All articles from Information Technology >>>

The most recent press releases about innovation >>>

Die letzten 5 Focus-News des innovations-reports im Überblick:

Im Focus: Making lightweight construction suitable for series production

More and more automobile companies are focusing on body parts made of carbon fiber reinforced plastics (CFRP). However, manufacturing and repair costs must be further reduced in order to make CFRP more economical in use. Together with the Volkswagen AG and five other partners in the project HolQueSt 3D, the Laser Zentrum Hannover e.V. (LZH) has developed laser processes for the automatic trimming, drilling and repair of three-dimensional components.

Automated manufacturing processes are the basis for ultimately establishing the series production of CFRP components. In the project HolQueSt 3D, the LZH has...

Im Focus: Wonder material? Novel nanotube structure strengthens thin films for flexible electronics

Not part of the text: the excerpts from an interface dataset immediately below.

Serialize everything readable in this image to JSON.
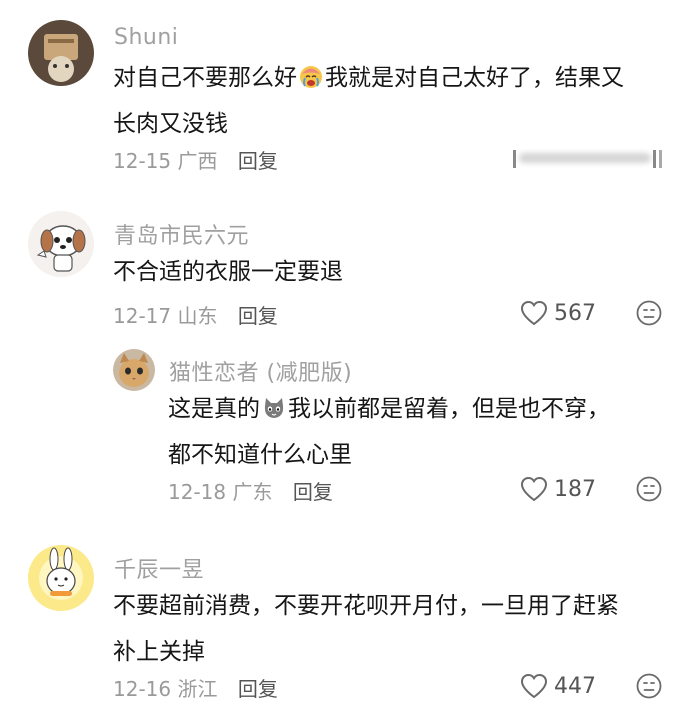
{
  "comments": [
    {
      "username": "Shuni",
      "line1_a": "对自己不要那么好",
      "line1_b": "我就是对自己太好了，结果又",
      "line2": "长肉又没钱",
      "date": "12-15",
      "location": "广西",
      "reply_label": "回复"
    },
    {
      "username": "青岛市民六元",
      "line1": "不合适的衣服一定要退",
      "date": "12-17",
      "location": "山东",
      "reply_label": "回复",
      "likes": "567",
      "replies": [
        {
          "username": "猫性恋者 (减肥版)",
          "line1_a": "这是真的",
          "line1_b": "我以前都是留着，但是也不穿，",
          "line2": "都不知道什么心里",
          "date": "12-18",
          "location": "广东",
          "reply_label": "回复",
          "likes": "187"
        }
      ]
    },
    {
      "username": "千辰一昱",
      "line1": "不要超前消费，不要开花呗开月付，一旦用了赶紧",
      "line2": "补上关掉",
      "date": "12-16",
      "location": "浙江",
      "reply_label": "回复",
      "likes": "447"
    }
  ],
  "icons": {
    "like": "heart-outline-icon",
    "dislike": "unhappy-face-icon",
    "emoji_1": "crying-face-emoji",
    "emoji_2": "cat-face-emoji"
  },
  "colors": {
    "username": "#a0a0a0",
    "content": "#161616",
    "meta": "#9a9a9a",
    "icon": "#6a6a6a"
  }
}
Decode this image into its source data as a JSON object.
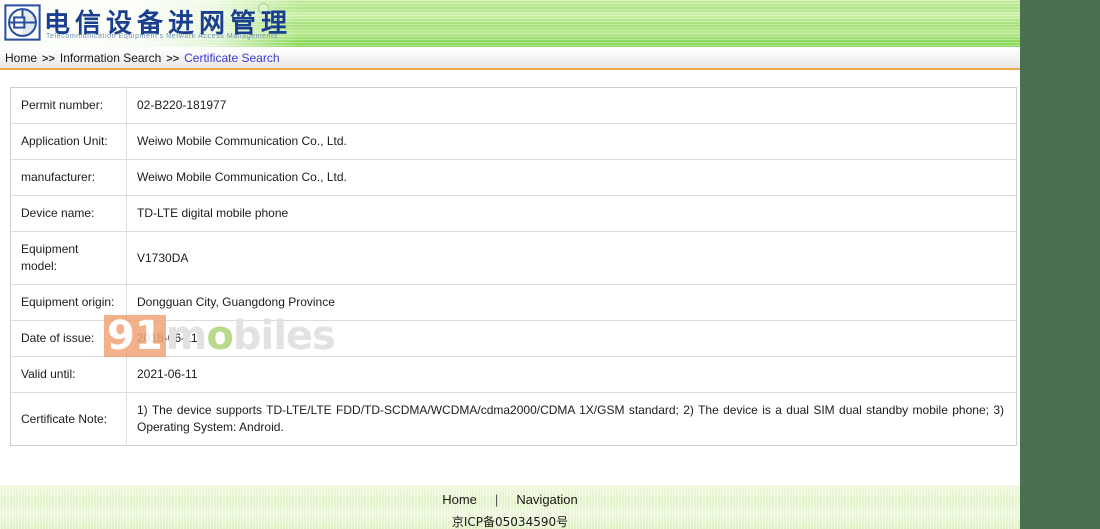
{
  "header": {
    "logo_icon": "telecom-network-access-logo",
    "title_cn": "电信设备进网管理",
    "title_en": "Telecommunication Equipment's Network Access Managements"
  },
  "breadcrumb": {
    "items": [
      {
        "label": "Home",
        "current": false
      },
      {
        "label": "Information Search",
        "current": false
      },
      {
        "label": "Certificate Search",
        "current": true
      }
    ],
    "separator": ">>"
  },
  "certificate": {
    "rows": [
      {
        "label": "Permit number:",
        "value": "02-B220-181977",
        "tall": true
      },
      {
        "label": "Application Unit:",
        "value": "Weiwo Mobile Communication Co., Ltd.",
        "tall": true
      },
      {
        "label": "manufacturer:",
        "value": "Weiwo Mobile Communication Co., Ltd.",
        "tall": false
      },
      {
        "label": "Device name:",
        "value": "TD-LTE digital mobile phone",
        "tall": false
      },
      {
        "label": "Equipment model:",
        "value": "V1730DA",
        "tall": true
      },
      {
        "label": "Equipment origin:",
        "value": "Dongguan City, Guangdong Province",
        "tall": true
      },
      {
        "label": "Date of issue:",
        "value": "2018-06-11",
        "tall": false
      },
      {
        "label": "Valid until:",
        "value": "2021-06-11",
        "tall": false
      },
      {
        "label": "Certificate Note:",
        "value": "1) The device supports TD-LTE/LTE FDD/TD-SCDMA/WCDMA/cdma2000/CDMA 1X/GSM standard; 2) The device is a dual SIM dual standby mobile phone; 3) Operating System: Android.",
        "tall": true
      }
    ]
  },
  "watermark": {
    "badge": "91",
    "word_before": "m",
    "word_o": "o",
    "word_after": "biles"
  },
  "footer": {
    "home_label": "Home",
    "separator": "|",
    "navigation_label": "Navigation",
    "icp": "京ICP备05034590号"
  },
  "colors": {
    "header_green": "#8ed95e",
    "accent_orange": "#f0a74a",
    "link_blue": "#3a3ad0",
    "page_surround": "#4a7050",
    "watermark_orange": "#f2a477"
  }
}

Reflecting the structure of composites found in nature and the ancient world, researchers at the University of Illinois at Urbana-Champaign have synthesized thin carbon nanotube (CNT) textiles that exhibit both high electrical conductivity and a level of toughness that is about fifty times higher than copper films, currently used in electronics.

"The structural robustness of thin metal films has significant importance for the reliable operation of smart skin and flexible electronics including...

Im Focus: Deep inside Galaxy M87

The nearby, giant radio galaxy M87 hosts a supermassive black hole (BH) and is well-known for its bright jet dominating the spectrum over ten orders of magnitude in frequency. Due to its proximity, jet prominence, and the large black hole mass, M87 is the best laboratory for investigating the formation, acceleration, and collimation of relativistic jets. A research team led by Silke Britzen from the Max Planck Institute for Radio Astronomy in Bonn, Germany, has found strong indication for turbulent processes connecting the accretion disk and the jet of that galaxy providing insights into the longstanding problem of the origin of astrophysical jets.

Supermassive black holes form some of the most enigmatic phenomena in astrophysics. Their enormous energy output is supposed to be generated by the...

Im Focus: A Quantum Low Pass for Photons

Physicists in Garching observe novel quantum effect that limits the number of emitted photons.

The probability to find a certain number of photons inside a laser pulse usually corresponds to a classical distribution of independent events, the so-called...

Im Focus: Microprocessors based on a layer of just three atoms

Microprocessors based on atomically thin materials hold the promise of the evolution of traditional processors as well as new applications in the field of flexible electronics. Now, a TU Wien research team led by Thomas Müller has made a breakthrough in this field as part of an ongoing research project.

Two-dimensional materials, or 2D materials for short, are extremely versatile, although – or often more precisely because – they are made up of just one or a...

All Focus news of the innovation-report >>>

Anzeige

Anzeige

Event News

Fighting drug resistant tuberculosis – InfectoGnostics meets MYCO-NET² partners in Peru

28.04.2017 | Event News

Expert meeting “Health Business Connect” will connect international medical technology companies

20.04.2017 | Event News

Wenn der Computer das Gehirn austrickst

18.04.2017 | Event News

 
Latest News

Wireless power can drive tiny electronic devices in the GI tract

28.04.2017 | Medical Engineering

Ice cave in Transylvania yields window into region's past

28.04.2017 | Earth Sciences

Nose2Brain – Better Therapy for Multiple Sclerosis

28.04.2017 | Life Sciences

VideoLinks
B2B-VideoLinks
More VideoLinks >>>